Along the walls hung landscapes of numerous cities around Central and Western Europe, all by the one artist. The first cabinet in the room held the crown of the Prince; the next, a collection of weapons and armour historically used by former royal family members in the middle ages. The next few cases were filled with a massive collection of Faberge eggs, many of which were given as gifts to and from the royal families of old Europe, along with some famous ones made by Faberge himself (most prominently a beautiful green egg with apple branches made of gilded metal and decorated with apple blossom featuring precious stones in the centre of each flower), and many with religious motifs, as they were almost exclusively made once a year for Easter. The last case held a few samples of moon rock, and the Liechtenstein flags which had been taken to the moon on the first moon landing, as the Liechtenstein company Balzers AG was instrumental to the success of the NASA mission, by providing vacuum technology and protective coatings for the rockets. Unfortunately you are not permitted to take photos in the treasury, but the images will live in my memory.
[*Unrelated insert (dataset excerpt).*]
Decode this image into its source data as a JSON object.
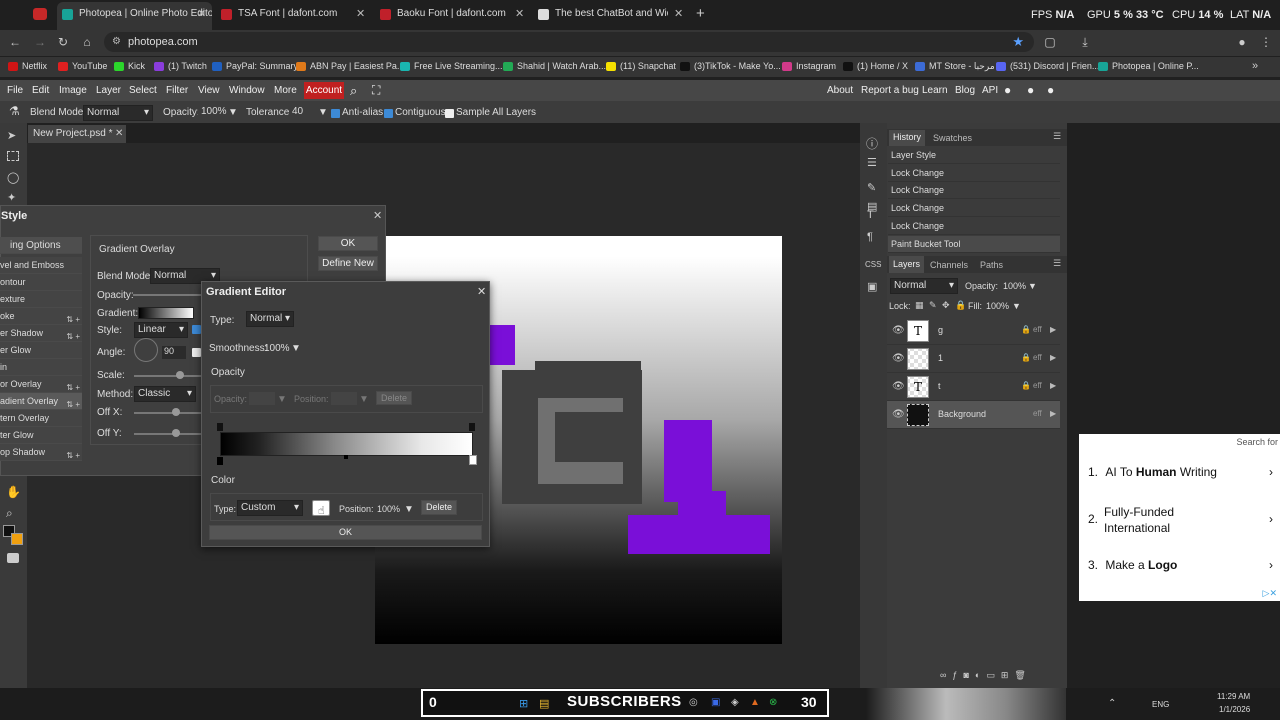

From here we had somewhat exhausted our planned adventures for the day and thus headed back to the hostel, collected our luggage, and carried on to the train station. As we arrived we realised the wait for the next train to our destination would be more than an hour. Concluding this was not ideal, we discovered there was a bus that could take us to a larger station just across the border in Austria which had much more frequent trains, so off we went. After the bus, and a train ride, we finally arrived in Innsbruck; our home for the evening. We grabbed a few take away burritos (I know, not Austrian) from a kitsch hole in the wall kind of restaurant, which ended up being pretty damn good. We then settled in for a good night’s sleep. Tomorrow was going to be a whirlwind as we had five things planned for our singular day in this western hub of our tenth country.
As I lay in bed, unwinding, I thought about the tiny blip of a nation we had just left; one which still holds on to its tiny monarchy, and keeps its tiny town mentality and hospitality. I stopped to think; what is it that makes a country a country? It is not language, as Liechtensteiners speak German; it is not currency, as they use Swiss Francs; it is not environment as they share their mountains, climate and landscape with all of those who surround them. It’s not as concrete as that, it is the small things, the intangible pieces which come together to make the tapestry of it all; the culture, the history, the traditions, and more than anything, a personal sense that they are different from those around them; their own national identity. This entire country may be smaller than most cities, but they have something in them that makes you feel at home, and welcome. Liechtenstein is that tiny corner of the world you never knew you needed, and one you won’t soon forget.